Exercise objective — With the pictures excluded, reproduce all of the data exactly.

(App and web page records)
^^^^

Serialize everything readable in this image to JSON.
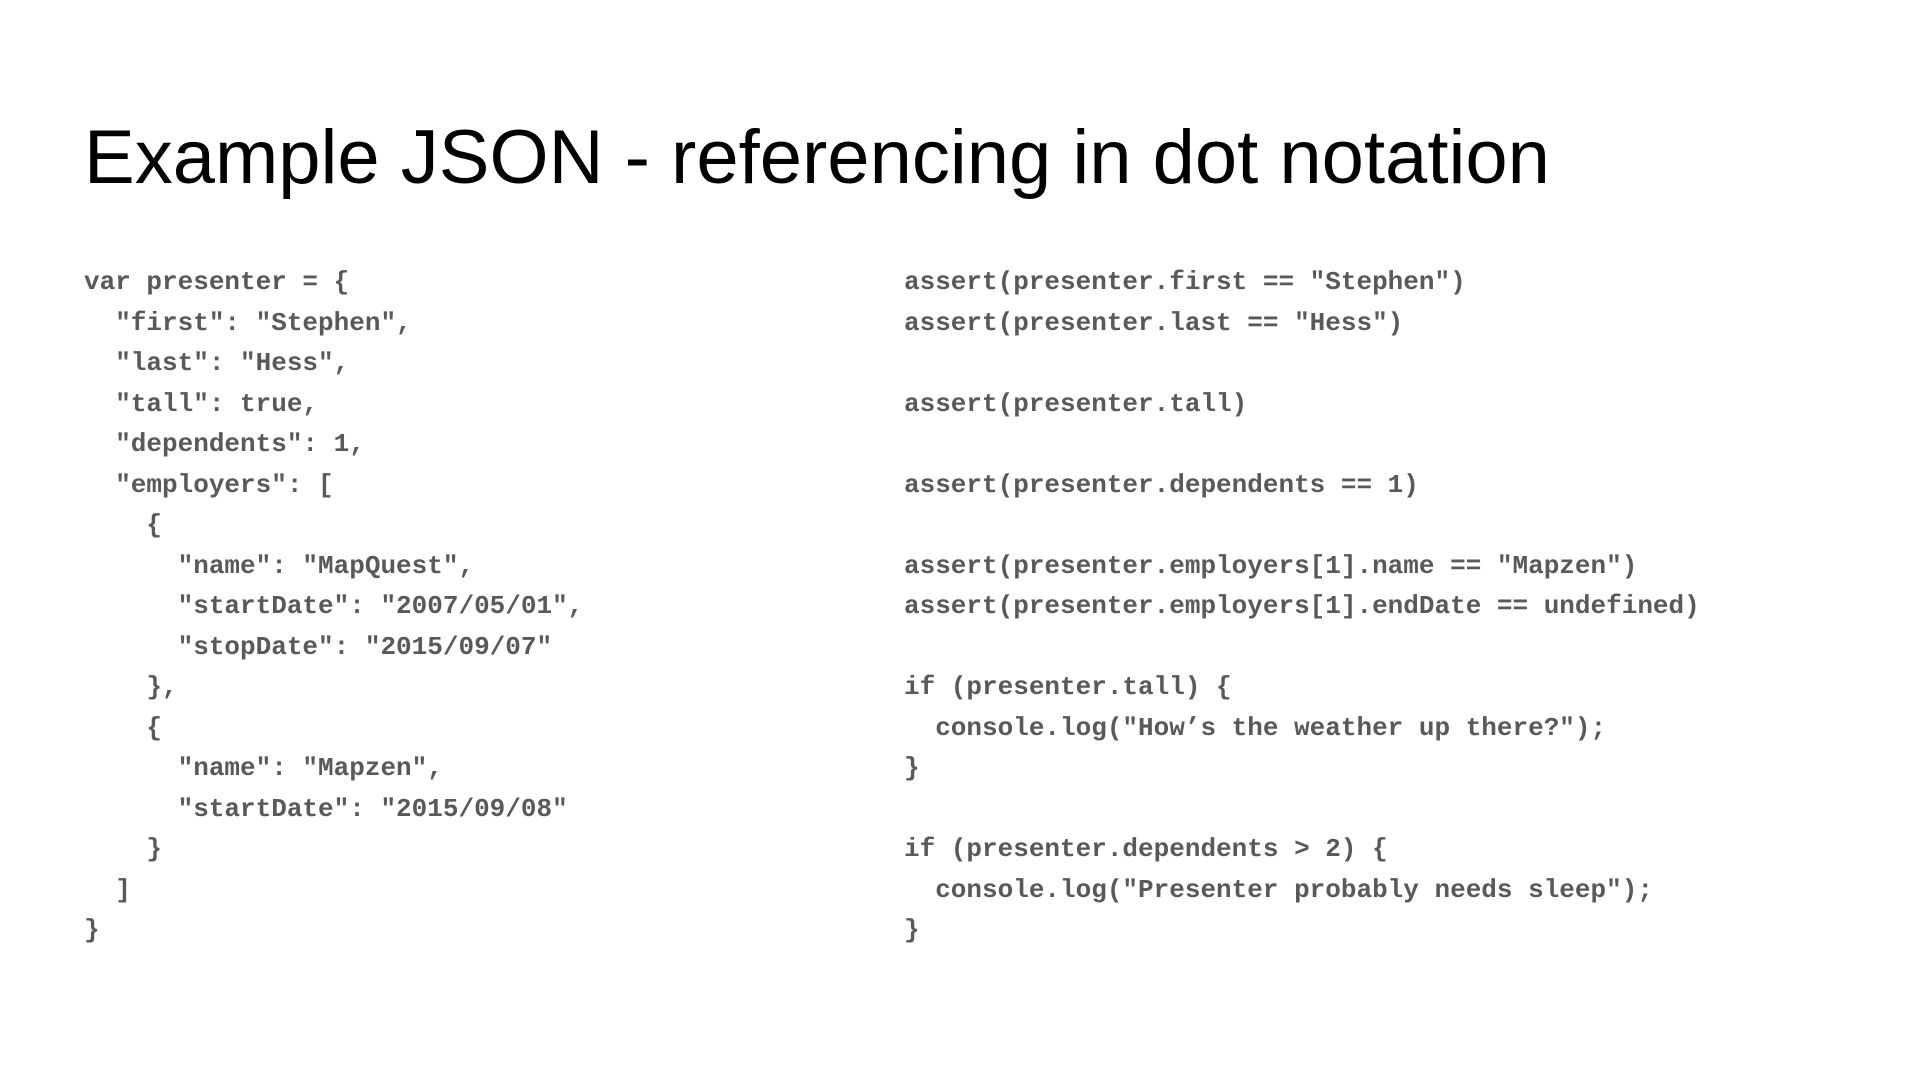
{
  "slide": {
    "title": "Example JSON - referencing in dot notation"
  },
  "left_code": {
    "lines": [
      "var presenter = {",
      "  \"first\": \"Stephen\",",
      "  \"last\": \"Hess\",",
      "  \"tall\": true,",
      "  \"dependents\": 1,",
      "  \"employers\": [",
      "    {",
      "      \"name\": \"MapQuest\",",
      "      \"startDate\": \"2007/05/01\",",
      "      \"stopDate\": \"2015/09/07\"",
      "    },",
      "    {",
      "      \"name\": \"Mapzen\",",
      "      \"startDate\": \"2015/09/08\"",
      "    }",
      "  ]",
      "}"
    ]
  },
  "right_code": {
    "lines": [
      "assert(presenter.first == \"Stephen\")",
      "assert(presenter.last == \"Hess\")",
      "",
      "assert(presenter.tall)",
      "",
      "assert(presenter.dependents == 1)",
      "",
      "assert(presenter.employers[1].name == \"Mapzen\")",
      "assert(presenter.employers[1].endDate == undefined)",
      "",
      "if (presenter.tall) {",
      "  console.log(\"How’s the weather up there?\");",
      "}",
      "",
      "if (presenter.dependents > 2) {",
      "  console.log(\"Presenter probably needs sleep\");",
      "}"
    ]
  }
}
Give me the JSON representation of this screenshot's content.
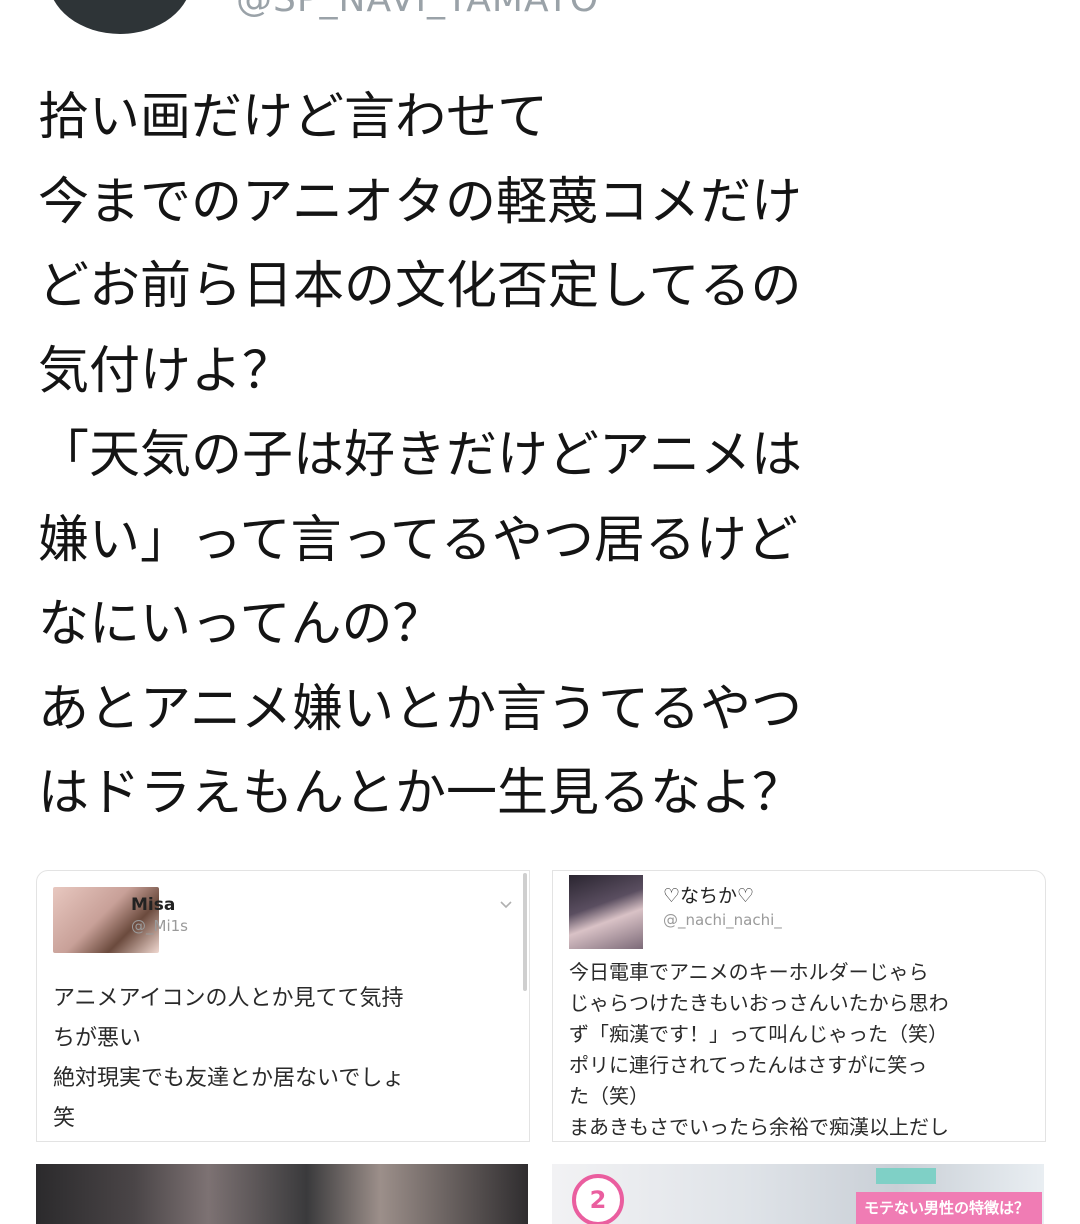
{
  "tweet": {
    "handle": "@SP_NAVI_YAMATO",
    "lines": [
      "拾い画だけど言わせて",
      "今までのアニオタの軽蔑コメだけ",
      "どお前ら日本の文化否定してるの",
      "気付けよ？",
      "「天気の子は好きだけどアニメは",
      "嫌い」って言ってるやつ居るけど",
      "なにいってんの？",
      "あとアニメ嫌いとか言うてるやつ",
      "はドラえもんとか一生見るなよ？"
    ]
  },
  "media": {
    "card1": {
      "name": "Misa",
      "handle": "@_Mi1s",
      "lines": [
        "アニメアイコンの人とか見てて気持",
        "ちが悪い",
        "絶対現実でも友達とか居ないでしょ",
        "笑"
      ]
    },
    "card2": {
      "name": "♡なちか♡",
      "handle": "@_nachi_nachi_",
      "lines": [
        "今日電車でアニメのキーホルダーじゃら",
        "じゃらつけたきもいおっさんいたから思わ",
        "ず「痴漢です！」って叫んじゃった（笑）",
        "ポリに連行されてったんはさすがに笑っ",
        "た（笑）",
        "まあきもさでいったら余裕で痴漢以上だし"
      ]
    },
    "photo2": {
      "badge": "2",
      "tag": "",
      "caption": "モテない男性の特徴は？"
    }
  },
  "icons": {
    "card_menu": "chevron-down-icon"
  }
}
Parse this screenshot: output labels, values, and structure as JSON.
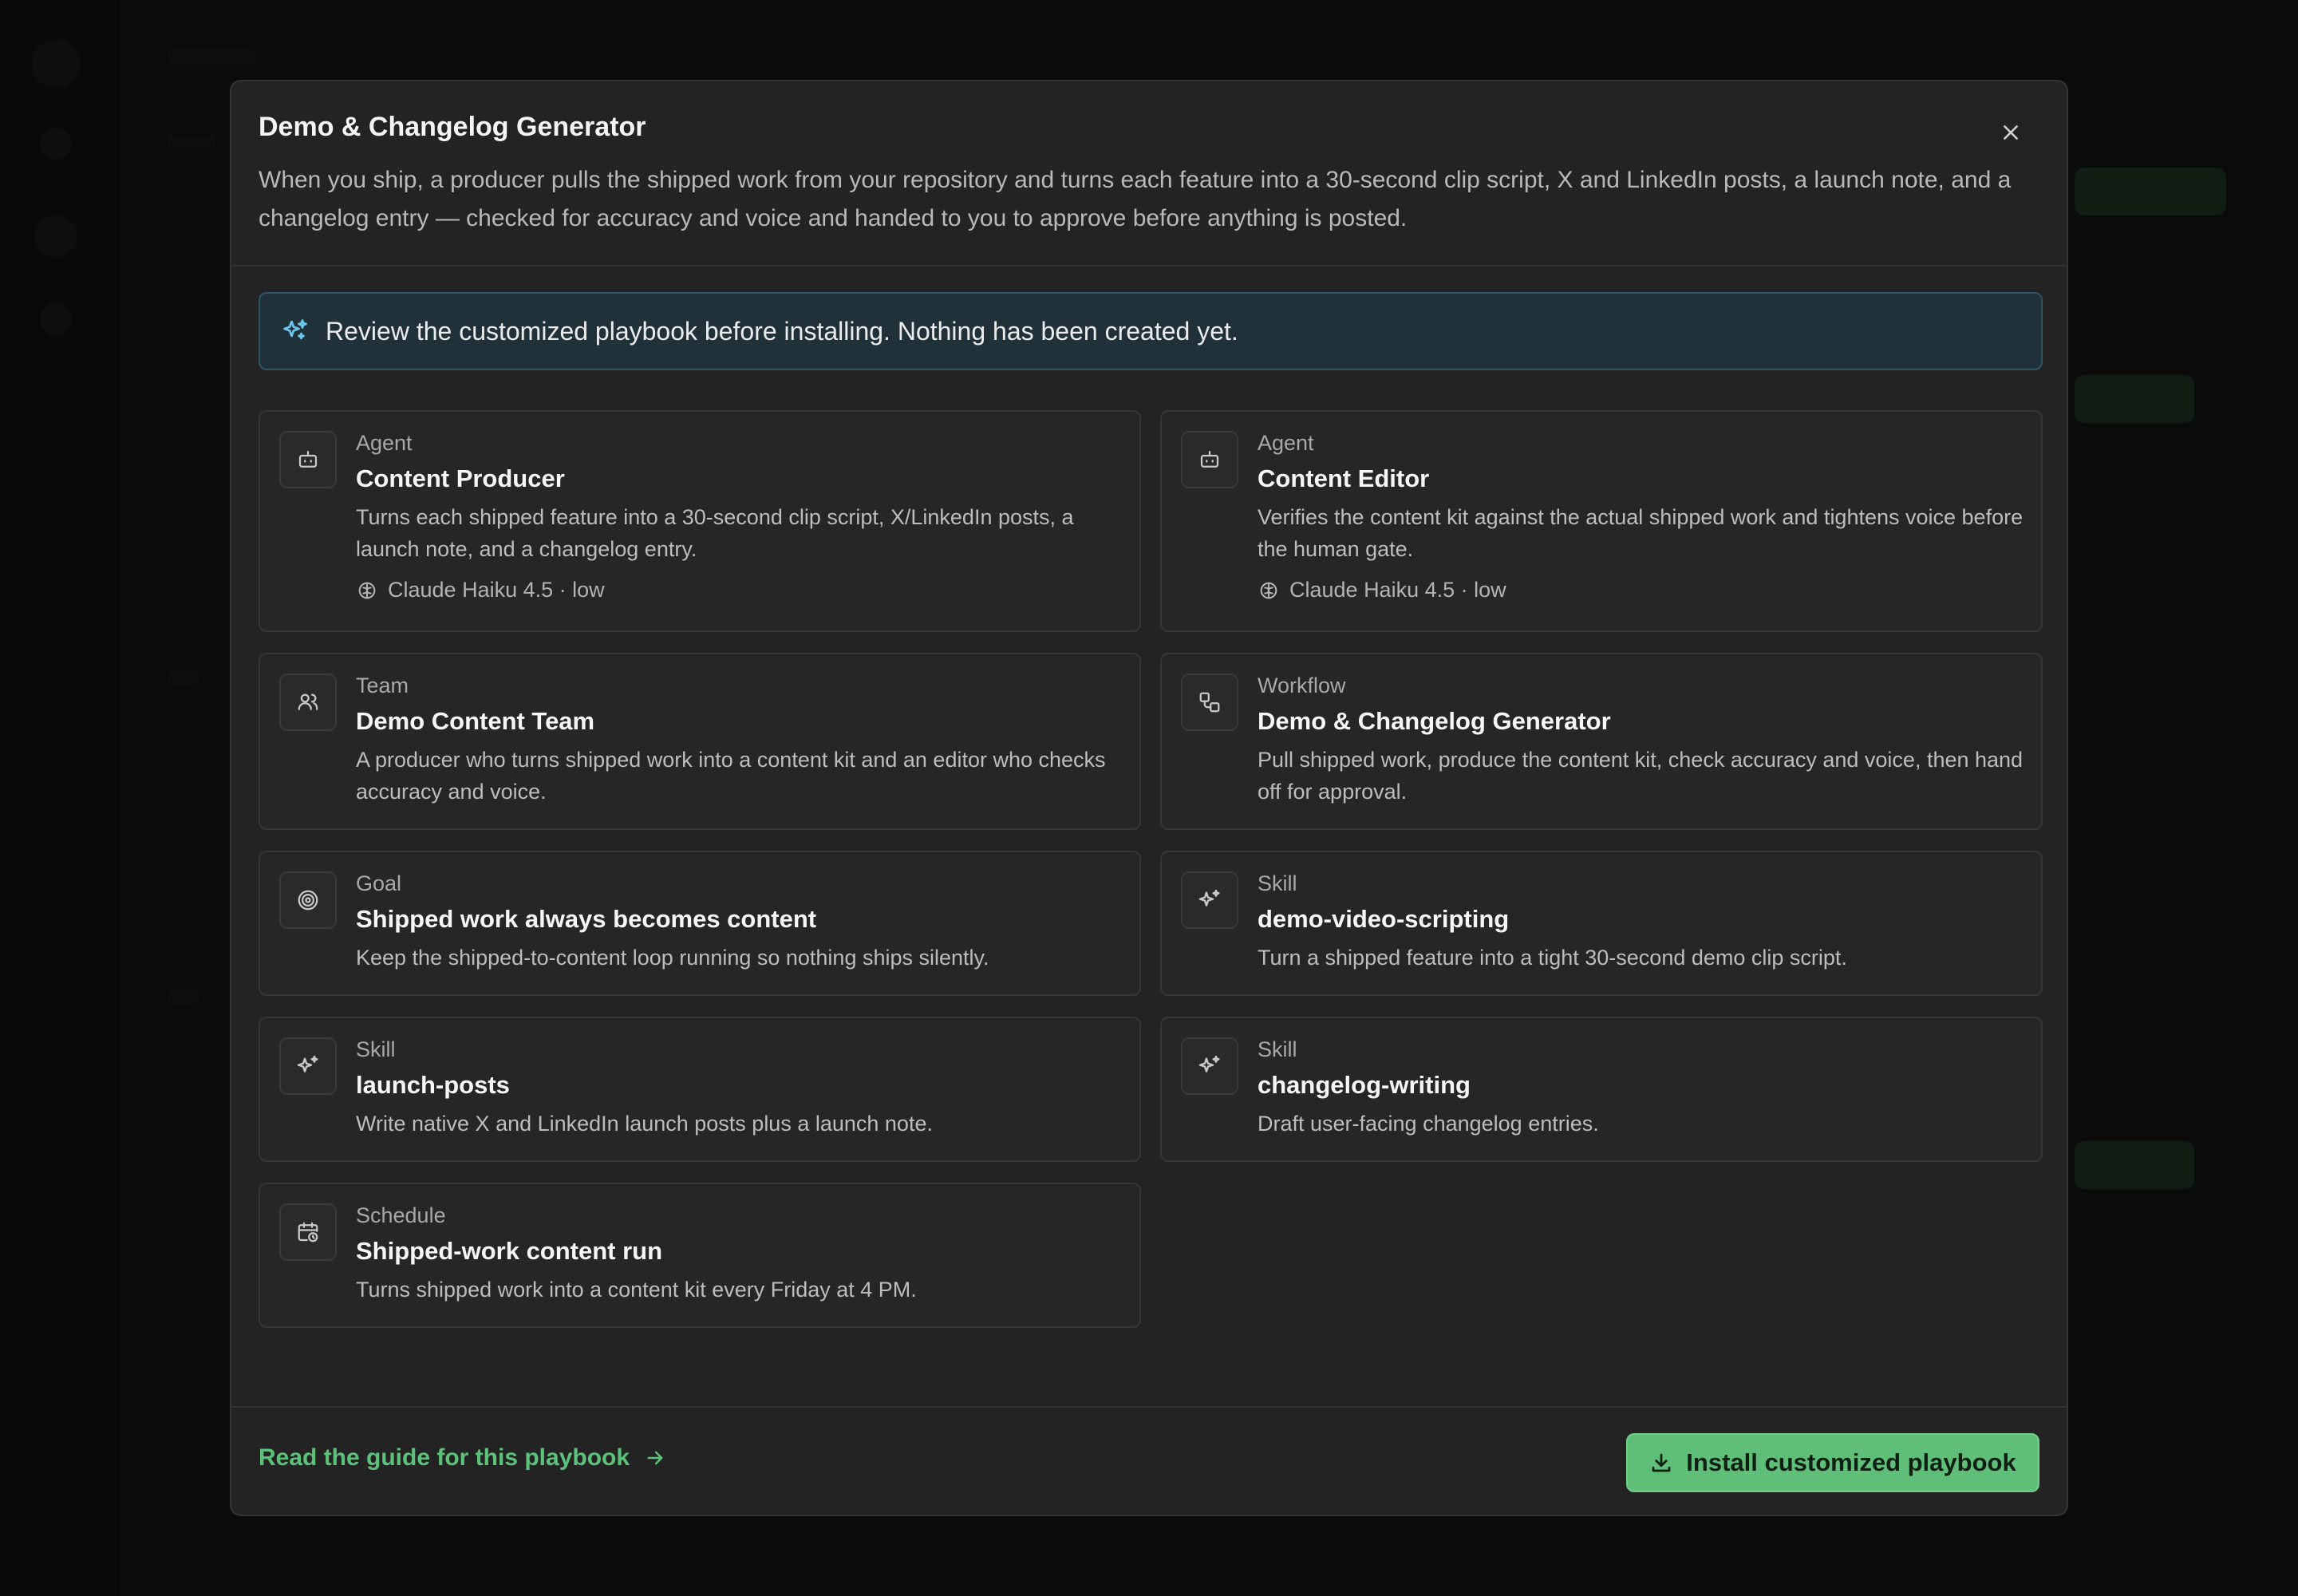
{
  "modal": {
    "title": "Demo & Changelog Generator",
    "description": "When you ship, a producer pulls the shipped work from your repository and turns each feature into a 30-second clip script, X and LinkedIn posts, a launch note, and a changelog entry — checked for accuracy and voice and handed to you to approve before anything is posted."
  },
  "banner": {
    "text": "Review the customized playbook before installing. Nothing has been created yet.",
    "icon": "sparkles-icon"
  },
  "cards": [
    {
      "kind": "Agent",
      "name": "Content Producer",
      "text": "Turns each shipped feature into a 30-second clip script, X/LinkedIn posts, a launch note, and a changelog entry.",
      "model": "Claude Haiku 4.5 · low",
      "icon": "robot-icon"
    },
    {
      "kind": "Agent",
      "name": "Content Editor",
      "text": "Verifies the content kit against the actual shipped work and tightens voice before the human gate.",
      "model": "Claude Haiku 4.5 · low",
      "icon": "robot-icon"
    },
    {
      "kind": "Team",
      "name": "Demo Content Team",
      "text": "A producer who turns shipped work into a content kit and an editor who checks accuracy and voice.",
      "icon": "users-icon"
    },
    {
      "kind": "Workflow",
      "name": "Demo & Changelog Generator",
      "text": "Pull shipped work, produce the content kit, check accuracy and voice, then hand off for approval.",
      "icon": "workflow-icon"
    },
    {
      "kind": "Goal",
      "name": "Shipped work always becomes content",
      "text": "Keep the shipped-to-content loop running so nothing ships silently.",
      "icon": "target-icon"
    },
    {
      "kind": "Skill",
      "name": "demo-video-scripting",
      "text": "Turn a shipped feature into a tight 30-second demo clip script.",
      "icon": "sparkles-icon"
    },
    {
      "kind": "Skill",
      "name": "launch-posts",
      "text": "Write native X and LinkedIn launch posts plus a launch note.",
      "icon": "sparkles-icon"
    },
    {
      "kind": "Skill",
      "name": "changelog-writing",
      "text": "Draft user-facing changelog entries.",
      "icon": "sparkles-icon"
    },
    {
      "kind": "Schedule",
      "name": "Shipped-work content run",
      "text": "Turns shipped work into a content kit every Friday at 4 PM.",
      "icon": "calendar-clock-icon"
    }
  ],
  "footer": {
    "guide_link": "Read the guide for this playbook",
    "install_label": "Install customized playbook"
  },
  "colors": {
    "accent_green": "#5fbf78",
    "banner_bg": "#213139",
    "modal_bg": "#232323"
  }
}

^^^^

Task result —
Serialize everything readable in this image to JSON.
{
  "slide": {
    "title": "Example JSON - referencing in dot notation"
  },
  "left_code": {
    "lines": [
      "var presenter = {",
      "  \"first\": \"Stephen\",",
      "  \"last\": \"Hess\",",
      "  \"tall\": true,",
      "  \"dependents\": 1,",
      "  \"employers\": [",
      "    {",
      "      \"name\": \"MapQuest\",",
      "      \"startDate\": \"2007/05/01\",",
      "      \"stopDate\": \"2015/09/07\"",
      "    },",
      "    {",
      "      \"name\": \"Mapzen\",",
      "      \"startDate\": \"2015/09/08\"",
      "    }",
      "  ]",
      "}"
    ]
  },
  "right_code": {
    "lines": [
      "assert(presenter.first == \"Stephen\")",
      "assert(presenter.last == \"Hess\")",
      "",
      "assert(presenter.tall)",
      "",
      "assert(presenter.dependents == 1)",
      "",
      "assert(presenter.employers[1].name == \"Mapzen\")",
      "assert(presenter.employers[1].endDate == undefined)",
      "",
      "if (presenter.tall) {",
      "  console.log(\"How’s the weather up there?\");",
      "}",
      "",
      "if (presenter.dependents > 2) {",
      "  console.log(\"Presenter probably needs sleep\");",
      "}"
    ]
  }
}
Give me the JSON representation of this screenshot's content.
{
  "tweet": {
    "handle": "@SP_NAVI_YAMATO",
    "lines": [
      "拾い画だけど言わせて",
      "今までのアニオタの軽蔑コメだけ",
      "どお前ら日本の文化否定してるの",
      "気付けよ？",
      "「天気の子は好きだけどアニメは",
      "嫌い」って言ってるやつ居るけど",
      "なにいってんの？",
      "あとアニメ嫌いとか言うてるやつ",
      "はドラえもんとか一生見るなよ？"
    ]
  },
  "media": {
    "card1": {
      "name": "Misa",
      "handle": "@_Mi1s",
      "lines": [
        "アニメアイコンの人とか見てて気持",
        "ちが悪い",
        "絶対現実でも友達とか居ないでしょ",
        "笑"
      ]
    },
    "card2": {
      "name": "♡なちか♡",
      "handle": "@_nachi_nachi_",
      "lines": [
        "今日電車でアニメのキーホルダーじゃら",
        "じゃらつけたきもいおっさんいたから思わ",
        "ず「痴漢です！」って叫んじゃった（笑）",
        "ポリに連行されてったんはさすがに笑っ",
        "た（笑）",
        "まあきもさでいったら余裕で痴漢以上だし"
      ]
    },
    "photo2": {
      "badge": "2",
      "tag": "",
      "caption": "モテない男性の特徴は？"
    }
  },
  "icons": {
    "card_menu": "chevron-down-icon"
  }
}
Parse this screenshot: output labels, values, and structure as JSON.
{
  "modal": {
    "title": "Demo & Changelog Generator",
    "description": "When you ship, a producer pulls the shipped work from your repository and turns each feature into a 30-second clip script, X and LinkedIn posts, a launch note, and a changelog entry — checked for accuracy and voice and handed to you to approve before anything is posted."
  },
  "banner": {
    "text": "Review the customized playbook before installing. Nothing has been created yet.",
    "icon": "sparkles-icon"
  },
  "cards": [
    {
      "kind": "Agent",
      "name": "Content Producer",
      "text": "Turns each shipped feature into a 30-second clip script, X/LinkedIn posts, a launch note, and a changelog entry.",
      "model": "Claude Haiku 4.5 · low",
      "icon": "robot-icon"
    },
    {
      "kind": "Agent",
      "name": "Content Editor",
      "text": "Verifies the content kit against the actual shipped work and tightens voice before the human gate.",
      "model": "Claude Haiku 4.5 · low",
      "icon": "robot-icon"
    },
    {
      "kind": "Team",
      "name": "Demo Content Team",
      "text": "A producer who turns shipped work into a content kit and an editor who checks accuracy and voice.",
      "icon": "users-icon"
    },
    {
      "kind": "Workflow",
      "name": "Demo & Changelog Generator",
      "text": "Pull shipped work, produce the content kit, check accuracy and voice, then hand off for approval.",
      "icon": "workflow-icon"
    },
    {
      "kind": "Goal",
      "name": "Shipped work always becomes content",
      "text": "Keep the shipped-to-content loop running so nothing ships silently.",
      "icon": "target-icon"
    },
    {
      "kind": "Skill",
      "name": "demo-video-scripting",
      "text": "Turn a shipped feature into a tight 30-second demo clip script.",
      "icon": "sparkles-icon"
    },
    {
      "kind": "Skill",
      "name": "launch-posts",
      "text": "Write native X and LinkedIn launch posts plus a launch note.",
      "icon": "sparkles-icon"
    },
    {
      "kind": "Skill",
      "name": "changelog-writing",
      "text": "Draft user-facing changelog entries.",
      "icon": "sparkles-icon"
    },
    {
      "kind": "Schedule",
      "name": "Shipped-work content run",
      "text": "Turns shipped work into a content kit every Friday at 4 PM.",
      "icon": "calendar-clock-icon"
    }
  ],
  "footer": {
    "guide_link": "Read the guide for this playbook",
    "install_label": "Install customized playbook"
  },
  "colors": {
    "accent_green": "#5fbf78",
    "banner_bg": "#213139",
    "modal_bg": "#232323"
  }
}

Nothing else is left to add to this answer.